◆ Exercise directions
Could you write out the listing below exactly as it stands, leaving out the pictures?

◆ Given information
______________________________

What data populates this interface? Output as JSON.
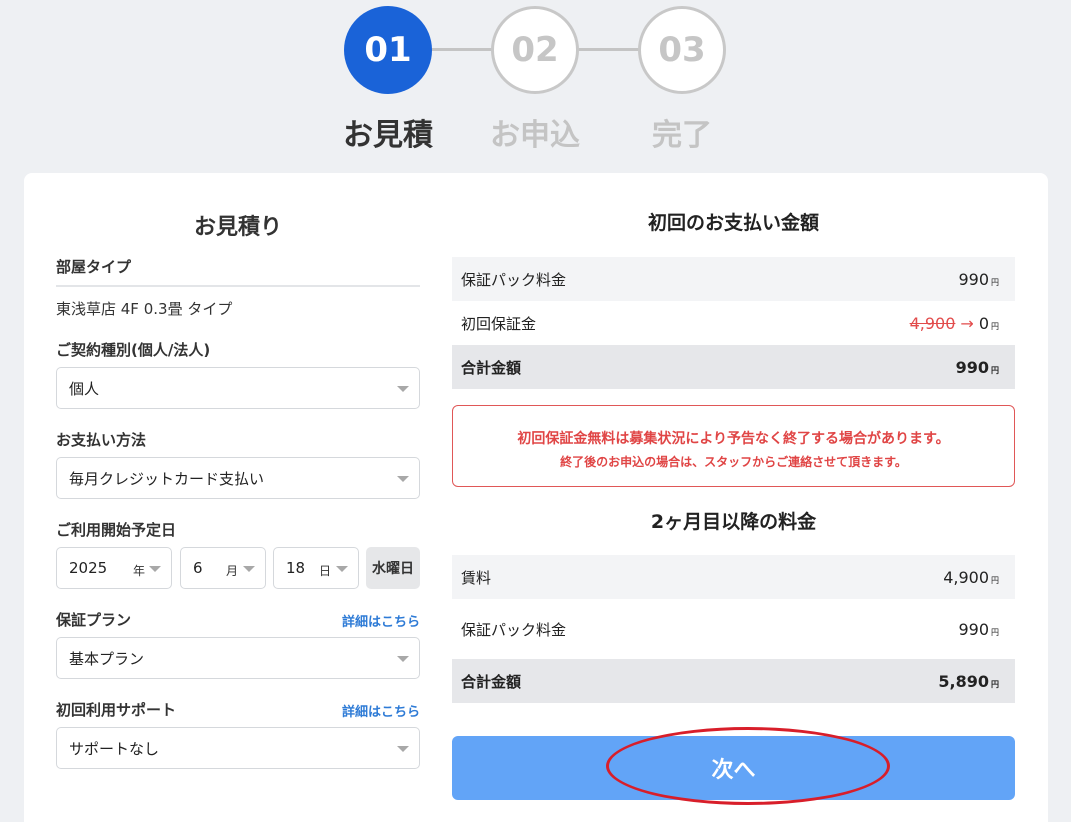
{
  "stepper": {
    "steps": [
      {
        "num": "01",
        "label": "お見積",
        "state": "active"
      },
      {
        "num": "02",
        "label": "お申込",
        "state": "inactive"
      },
      {
        "num": "03",
        "label": "完了",
        "state": "inactive"
      }
    ]
  },
  "estimate": {
    "title": "お見積り",
    "room_type_label": "部屋タイプ",
    "room_type_value": "東浅草店 4F 0.3畳 タイプ",
    "contract_type_label": "ご契約種別(個人/法人)",
    "contract_type_value": "個人",
    "payment_label": "お支払い方法",
    "payment_value": "毎月クレジットカード支払い",
    "start_date_label": "ご利用開始予定日",
    "year": "2025",
    "year_unit": "年",
    "month": "6",
    "month_unit": "月",
    "day": "18",
    "day_unit": "日",
    "weekday": "水曜日",
    "guarantee_label": "保証プラン",
    "guarantee_detail": "詳細はこちら",
    "guarantee_value": "基本プラン",
    "support_label": "初回利用サポート",
    "support_detail": "詳細はこちら",
    "support_value": "サポートなし"
  },
  "first_payment": {
    "title": "初回のお支払い金額",
    "rows": [
      {
        "label": "保証パック料金",
        "amount": "990",
        "yen": "円"
      },
      {
        "label": "初回保証金",
        "old_amount": "4,900",
        "arrow": "→",
        "amount": "0",
        "yen": "円"
      },
      {
        "label": "合計金額",
        "amount": "990",
        "yen": "円"
      }
    ],
    "notice_line1": "初回保証金無料は募集状況により予告なく終了する場合があります。",
    "notice_line2": "終了後のお申込の場合は、スタッフからご連絡させて頂きます。"
  },
  "monthly": {
    "title": "2ヶ月目以降の料金",
    "rows": [
      {
        "label": "賃料",
        "amount": "4,900",
        "yen": "円"
      },
      {
        "label": "保証パック料金",
        "amount": "990",
        "yen": "円"
      },
      {
        "label": "合計金額",
        "amount": "5,890",
        "yen": "円"
      }
    ]
  },
  "next_button": "次へ",
  "colors": {
    "primary": "#1a63d8",
    "button": "#62a4f7",
    "alert": "#e04545",
    "annotation": "#d81e2a"
  }
}
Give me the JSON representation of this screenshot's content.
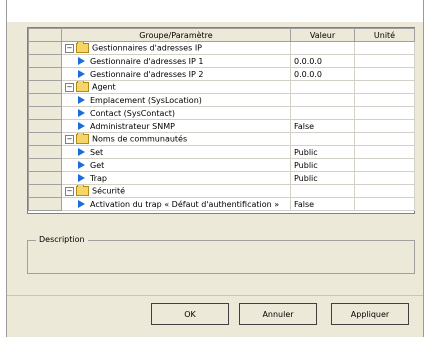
{
  "table": {
    "headers": [
      "Groupe/Paramètre",
      "Valeur",
      "Unité"
    ],
    "rows": [
      {
        "type": "folder",
        "label": "Gestionnaires d'adresses IP",
        "value": ""
      },
      {
        "type": "leaf",
        "label": "Gestionnaire d'adresses IP 1",
        "value": "0.0.0.0"
      },
      {
        "type": "leaf",
        "label": "Gestionnaire d'adresses IP 2",
        "value": "0.0.0.0"
      },
      {
        "type": "folder",
        "label": "Agent",
        "value": ""
      },
      {
        "type": "leaf",
        "label": "Emplacement (SysLocation)",
        "value": ""
      },
      {
        "type": "leaf",
        "label": "Contact (SysContact)",
        "value": ""
      },
      {
        "type": "leaf",
        "label": "Administrateur SNMP",
        "value": "False"
      },
      {
        "type": "folder",
        "label": "Noms de communautés",
        "value": ""
      },
      {
        "type": "leaf",
        "label": "Set",
        "value": "Public"
      },
      {
        "type": "leaf",
        "label": "Get",
        "value": "Public"
      },
      {
        "type": "leaf",
        "label": "Trap",
        "value": "Public"
      },
      {
        "type": "folder",
        "label": "Sécurité",
        "value": ""
      },
      {
        "type": "leaf",
        "label": "Activation du trap « Défaut d'authentification »",
        "value": "False"
      }
    ]
  },
  "description": {
    "label": "Description"
  },
  "buttons": {
    "ok": "OK",
    "cancel": "Annuler",
    "apply": "Appliquer"
  }
}
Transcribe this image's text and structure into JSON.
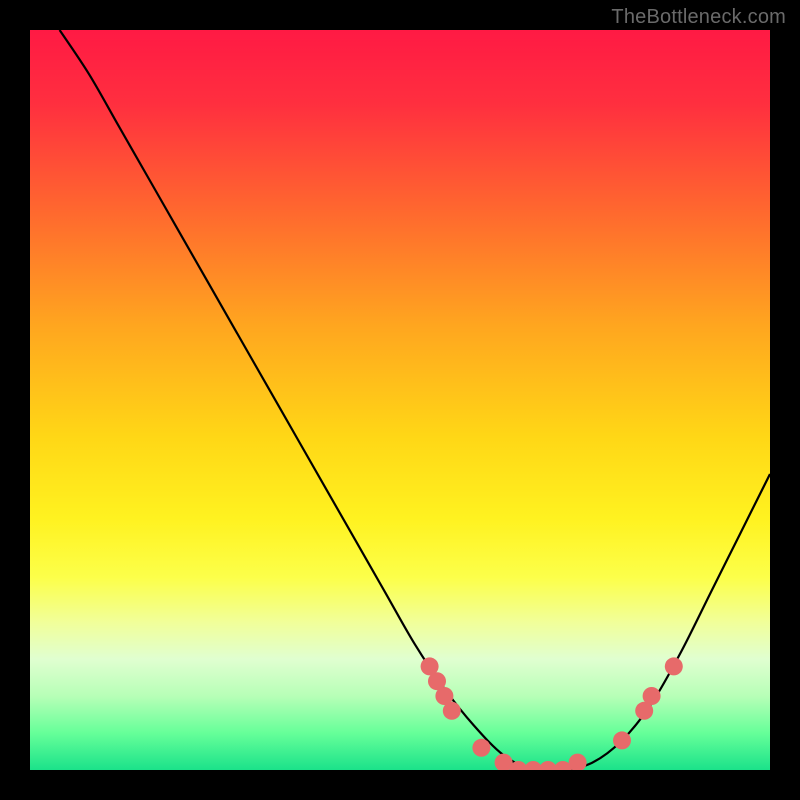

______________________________

◆ Result for this task
What data populates this interface? Output as JSON.
{
  "stepper": {
    "steps": [
      {
        "num": "01",
        "label": "お見積",
        "state": "active"
      },
      {
        "num": "02",
        "label": "お申込",
        "state": "inactive"
      },
      {
        "num": "03",
        "label": "完了",
        "state": "inactive"
      }
    ]
  },
  "estimate": {
    "title": "お見積り",
    "room_type_label": "部屋タイプ",
    "room_type_value": "東浅草店 4F 0.3畳 タイプ",
    "contract_type_label": "ご契約種別(個人/法人)",
    "contract_type_value": "個人",
    "payment_label": "お支払い方法",
    "payment_value": "毎月クレジットカード支払い",
    "start_date_label": "ご利用開始予定日",
    "year": "2025",
    "year_unit": "年",
    "month": "6",
    "month_unit": "月",
    "day": "18",
    "day_unit": "日",
    "weekday": "水曜日",
    "guarantee_label": "保証プラン",
    "guarantee_detail": "詳細はこちら",
    "guarantee_value": "基本プラン",
    "support_label": "初回利用サポート",
    "support_detail": "詳細はこちら",
    "support_value": "サポートなし"
  },
  "first_payment": {
    "title": "初回のお支払い金額",
    "rows": [
      {
        "label": "保証パック料金",
        "amount": "990",
        "yen": "円"
      },
      {
        "label": "初回保証金",
        "old_amount": "4,900",
        "arrow": "→",
        "amount": "0",
        "yen": "円"
      },
      {
        "label": "合計金額",
        "amount": "990",
        "yen": "円"
      }
    ],
    "notice_line1": "初回保証金無料は募集状況により予告なく終了する場合があります。",
    "notice_line2": "終了後のお申込の場合は、スタッフからご連絡させて頂きます。"
  },
  "monthly": {
    "title": "2ヶ月目以降の料金",
    "rows": [
      {
        "label": "賃料",
        "amount": "4,900",
        "yen": "円"
      },
      {
        "label": "保証パック料金",
        "amount": "990",
        "yen": "円"
      },
      {
        "label": "合計金額",
        "amount": "5,890",
        "yen": "円"
      }
    ]
  },
  "next_button": "次へ",
  "colors": {
    "primary": "#1a63d8",
    "button": "#62a4f7",
    "alert": "#e04545",
    "annotation": "#d81e2a"
  }
}
Give me the JSON representation of this screenshot's content.
{
  "table": {
    "headers": [
      "Groupe/Paramètre",
      "Valeur",
      "Unité"
    ],
    "rows": [
      {
        "type": "folder",
        "label": "Gestionnaires d'adresses IP",
        "value": ""
      },
      {
        "type": "leaf",
        "label": "Gestionnaire d'adresses IP 1",
        "value": "0.0.0.0"
      },
      {
        "type": "leaf",
        "label": "Gestionnaire d'adresses IP 2",
        "value": "0.0.0.0"
      },
      {
        "type": "folder",
        "label": "Agent",
        "value": ""
      },
      {
        "type": "leaf",
        "label": "Emplacement (SysLocation)",
        "value": ""
      },
      {
        "type": "leaf",
        "label": "Contact (SysContact)",
        "value": ""
      },
      {
        "type": "leaf",
        "label": "Administrateur SNMP",
        "value": "False"
      },
      {
        "type": "folder",
        "label": "Noms de communautés",
        "value": ""
      },
      {
        "type": "leaf",
        "label": "Set",
        "value": "Public"
      },
      {
        "type": "leaf",
        "label": "Get",
        "value": "Public"
      },
      {
        "type": "leaf",
        "label": "Trap",
        "value": "Public"
      },
      {
        "type": "folder",
        "label": "Sécurité",
        "value": ""
      },
      {
        "type": "leaf",
        "label": "Activation du trap « Défaut d'authentification »",
        "value": "False"
      }
    ]
  },
  "description": {
    "label": "Description"
  },
  "buttons": {
    "ok": "OK",
    "cancel": "Annuler",
    "apply": "Appliquer"
  }
}
Transcribe this image's text and structure into JSON.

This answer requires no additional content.